* [Aim of the task]:
Please print the data shown below without any alteration.

##### Data excerpts

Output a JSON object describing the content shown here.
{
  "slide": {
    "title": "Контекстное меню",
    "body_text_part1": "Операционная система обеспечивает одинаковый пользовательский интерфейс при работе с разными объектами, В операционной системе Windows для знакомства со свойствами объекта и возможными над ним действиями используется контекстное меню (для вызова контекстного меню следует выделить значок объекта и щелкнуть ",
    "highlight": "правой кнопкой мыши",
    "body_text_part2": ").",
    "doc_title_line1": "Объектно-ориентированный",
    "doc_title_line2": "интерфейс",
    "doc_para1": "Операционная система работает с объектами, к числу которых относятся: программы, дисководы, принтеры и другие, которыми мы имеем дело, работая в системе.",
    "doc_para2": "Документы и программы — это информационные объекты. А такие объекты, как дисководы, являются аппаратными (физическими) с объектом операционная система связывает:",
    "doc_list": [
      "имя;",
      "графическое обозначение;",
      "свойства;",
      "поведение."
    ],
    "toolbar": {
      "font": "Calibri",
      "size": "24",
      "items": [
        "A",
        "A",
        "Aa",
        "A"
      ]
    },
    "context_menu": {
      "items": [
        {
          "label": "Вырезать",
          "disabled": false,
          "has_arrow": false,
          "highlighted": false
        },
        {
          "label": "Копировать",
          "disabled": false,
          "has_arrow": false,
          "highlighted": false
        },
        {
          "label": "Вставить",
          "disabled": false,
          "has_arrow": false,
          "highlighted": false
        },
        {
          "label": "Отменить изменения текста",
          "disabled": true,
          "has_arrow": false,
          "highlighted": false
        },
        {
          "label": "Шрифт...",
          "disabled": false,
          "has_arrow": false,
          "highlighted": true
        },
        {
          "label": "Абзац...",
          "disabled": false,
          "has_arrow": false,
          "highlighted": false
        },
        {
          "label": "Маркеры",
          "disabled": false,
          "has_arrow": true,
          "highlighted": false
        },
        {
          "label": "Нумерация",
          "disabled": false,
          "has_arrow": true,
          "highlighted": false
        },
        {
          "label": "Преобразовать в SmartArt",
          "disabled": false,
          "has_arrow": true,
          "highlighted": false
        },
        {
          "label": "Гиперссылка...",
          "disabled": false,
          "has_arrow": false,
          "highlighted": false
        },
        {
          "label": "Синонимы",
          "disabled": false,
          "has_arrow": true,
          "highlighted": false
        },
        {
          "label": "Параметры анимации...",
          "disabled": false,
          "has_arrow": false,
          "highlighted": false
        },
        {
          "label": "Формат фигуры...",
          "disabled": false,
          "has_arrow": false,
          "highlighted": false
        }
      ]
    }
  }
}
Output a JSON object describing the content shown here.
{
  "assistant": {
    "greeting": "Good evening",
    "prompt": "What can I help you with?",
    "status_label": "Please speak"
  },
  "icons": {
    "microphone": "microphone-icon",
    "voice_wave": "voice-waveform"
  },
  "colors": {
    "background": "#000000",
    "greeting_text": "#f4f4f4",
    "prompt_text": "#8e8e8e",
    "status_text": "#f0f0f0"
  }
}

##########

* [Answer box]:
Output a JSON object describing the content shown here.
{
  "slide": {
    "title": "Контекстное меню",
    "body_text_part1": "Операционная система обеспечивает одинаковый пользовательский интерфейс при работе с разными объектами, В операционной системе Windows для знакомства со свойствами объекта и возможными над ним действиями используется контекстное меню (для вызова контекстного меню следует выделить значок объекта и щелкнуть ",
    "highlight": "правой кнопкой мыши",
    "body_text_part2": ").",
    "doc_title_line1": "Объектно-ориентированный",
    "doc_title_line2": "интерфейс",
    "doc_para1": "Операционная система работает с объектами, к числу которых относятся: программы, дисководы, принтеры и другие, которыми мы имеем дело, работая в системе.",
    "doc_para2": "Документы и программы — это информационные объекты. А такие объекты, как дисководы, являются аппаратными (физическими) с объектом операционная система связывает:",
    "doc_list": [
      "имя;",
      "графическое обозначение;",
      "свойства;",
      "поведение."
    ],
    "toolbar": {
      "font": "Calibri",
      "size": "24",
      "items": [
        "A",
        "A",
        "Aa",
        "A"
      ]
    },
    "context_menu": {
      "items": [
        {
          "label": "Вырезать",
          "disabled": false,
          "has_arrow": false,
          "highlighted": false
        },
        {
          "label": "Копировать",
          "disabled": false,
          "has_arrow": false,
          "highlighted": false
        },
        {
          "label": "Вставить",
          "disabled": false,
          "has_arrow": false,
          "highlighted": false
        },
        {
          "label": "Отменить изменения текста",
          "disabled": true,
          "has_arrow": false,
          "highlighted": false
        },
        {
          "label": "Шрифт...",
          "disabled": false,
          "has_arrow": false,
          "highlighted": true
        },
        {
          "label": "Абзац...",
          "disabled": false,
          "has_arrow": false,
          "highlighted": false
        },
        {
          "label": "Маркеры",
          "disabled": false,
          "has_arrow": true,
          "highlighted": false
        },
        {
          "label": "Нумерация",
          "disabled": false,
          "has_arrow": true,
          "highlighted": false
        },
        {
          "label": "Преобразовать в SmartArt",
          "disabled": false,
          "has_arrow": true,
          "highlighted": false
        },
        {
          "label": "Гиперссылка...",
          "disabled": false,
          "has_arrow": false,
          "highlighted": false
        },
        {
          "label": "Синонимы",
          "disabled": false,
          "has_arrow": true,
          "highlighted": false
        },
        {
          "label": "Параметры анимации...",
          "disabled": false,
          "has_arrow": false,
          "highlighted": false
        },
        {
          "label": "Формат фигуры...",
          "disabled": false,
          "has_arrow": false,
          "highlighted": false
        }
      ]
    }
  }
}
Output a JSON object describing the content shown here.
{
  "assistant": {
    "greeting": "Good evening",
    "prompt": "What can I help you with?",
    "status_label": "Please speak"
  },
  "icons": {
    "microphone": "microphone-icon",
    "voice_wave": "voice-waveform"
  },
  "colors": {
    "background": "#000000",
    "greeting_text": "#f4f4f4",
    "prompt_text": "#8e8e8e",
    "status_text": "#f0f0f0"
  }
}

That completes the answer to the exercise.